Truth, Justice, the American Way, and Soccer Referees:

The refs are working hard to screw the World Cup up, proving the wisdom of the old adage: "players win games, coaches lose games, and refs ruin games." The patently absurd penalty called against the US in its game against Ghana was not the worst of it. My two candidates for the worst of it:

  1. In the France-Korea game, Zinedine Zidane -- by common consent the greatest and most elegant player of his generation -- got the stupidest yellow card of them all; he bumped into and knocked down a Korean defender a second or two after the keeper had made a save ... a truly trivial offense, and clearly accidental. But because it was his second yellow card (he got one in the first game), he has to sit out today's match agaoinst Togo. The truly awful part of it is that (a) he announced several months ago (front page news, literally, in Italy, though I'm sure it wasn't even mentioned here in the US) his retirement from soccer after this World Cup, AND (b) France's next match might be their last in the tournament (if they don't win). So it adds up to this: because some jerk of a ref wanted to teach him some stupid lesson, we might never see Zidane play soccer again. It's truly appalling and depresses me no end (not least because now I really HAVE to root for the French to win their next game).

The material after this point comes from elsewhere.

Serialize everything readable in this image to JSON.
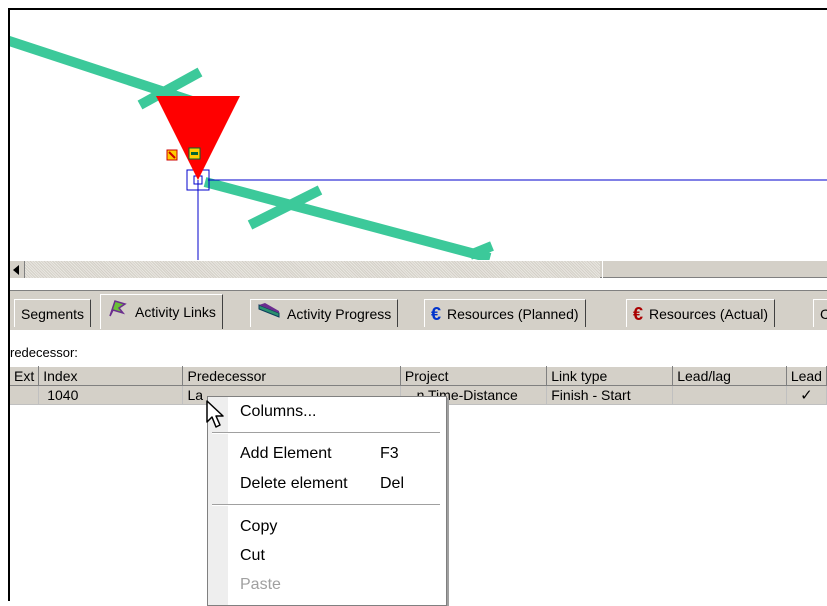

  2. This morning, in Tunisia-Ukraine, the score is tied 0-0; if the Tunisians win, they go through to the second round. Tunisia has a free kick, and one of the Ukrainian defenders sticks his arm up in the air and deflects the ball. As clear a penalty as you could ask for, but the ref does nothing. Five minutes later, the Ukrainian striker Andrey Schevchenko has the ball in front of the keeper, and trips over his own feet (probably intentionally, to draw a penalty) -- and he gets the call! 1-0 Ukraine -- a two-goal swing.

Here's what interesting, though. I think that this is, paradoxically (and possibly perversely), part of what people who are obsessed with soccer (all 1.5 billion or so of us)find compelling about the game. It has, like life, an irreducible element of capriciousness and luck. American football deals with this by sending out about 15 referees and, since that does not seem to be enough to guarantee that calls are made correctly, using instant replay in addition. It is equally absurd, though in a different, and I think peculiarly American, sort of way. Tunisia got screwed; it is too bad. But that,sometimes, is the way it goes . . .